However, the Stevens County landfill does not have adequate capacity to receive the generated construction ash/wastes and maintain its existing permit, which is limited to 20 tons per day.

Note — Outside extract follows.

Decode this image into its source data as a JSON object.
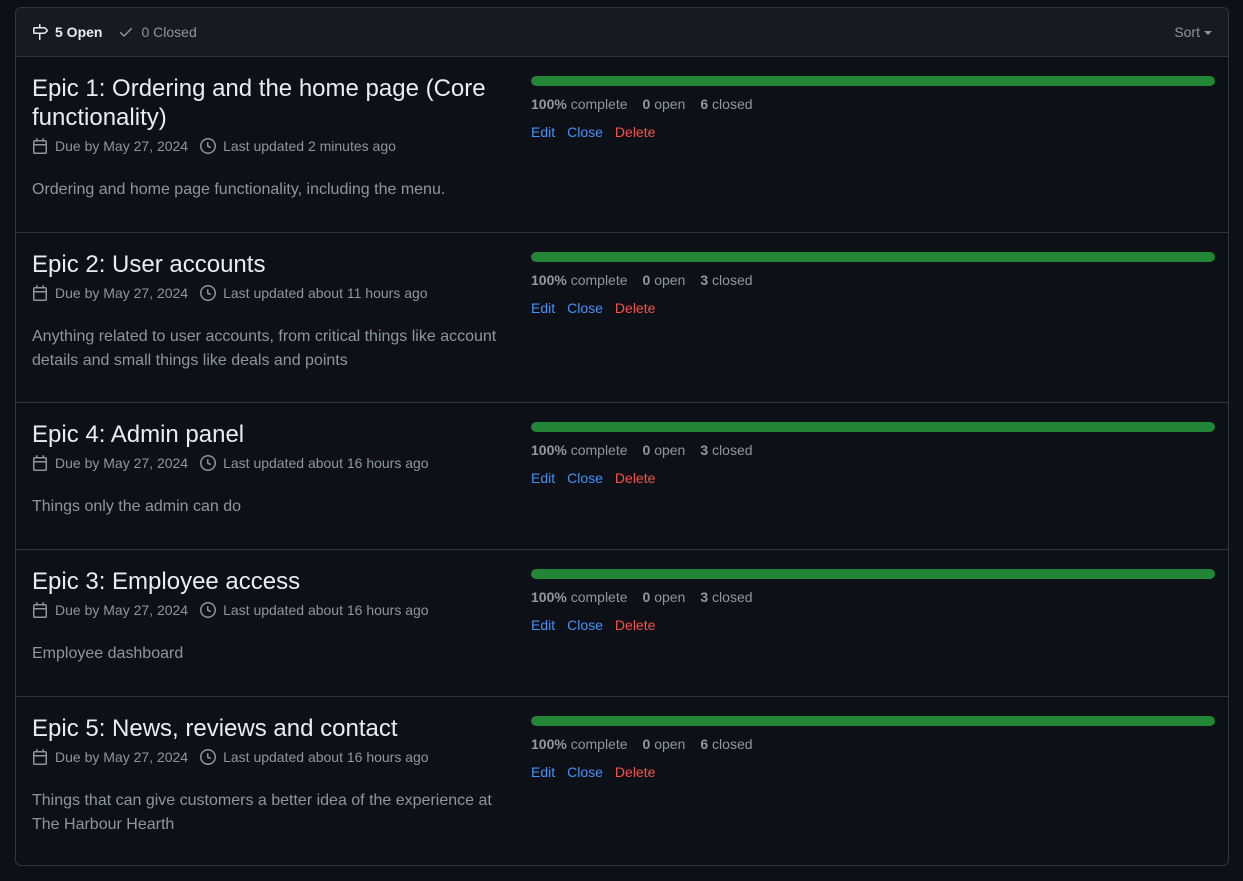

Revising that permit would be expensive.
The strategy is to split the waste streams among permitted landfills and transfer stations within 35 miles of the biorefinery project site, though permission for disposal would be required from those facilities.
The EIS team recommended that Abengoa develop and implement a contingency plan for alternative beneficial uses of the fly ash in the event a significant percentage of the material is not used by biomass producers as soil amendment.
Based in part on the analyses in the Abengoa Biorefinery Project EIS, the U.S. DOE will decide whether to provide funding to support:
(1) Final design, construction, and startup of the biorefinery project as proposed by Abengoa Bioenergy (the Proposed Action);
(2) Final design, construction, and startup of the biorefinery project for all elements of the facility as proposed by Abengoa, at a reduced ethanol production level using synthetic gas and without the portion dedicated to generating electricity for commercial sale (the Action Alternative); or
(3) Proposed Action or Action Alternative, contingent on the implementation of environmental mitigation measures, which would be determined based on the environmental impact analysis in this EIS.
If the DOE decides to provide federal funding, it would negotiate an agreement with Abengoa Bioenergy to provide up to $71 million, subject to annual appropriations, of the total anticipated cost of approximately $685 million (2009 dollars). The Record of Decision (ROD) was anticipated before the end of the 2010 calendar year. The complete FEIS can be viewed on the US DOE NEPA Web site at http://www.nepa.energy.gov.
Source: Renewable Energy World.com, 2011-02-28.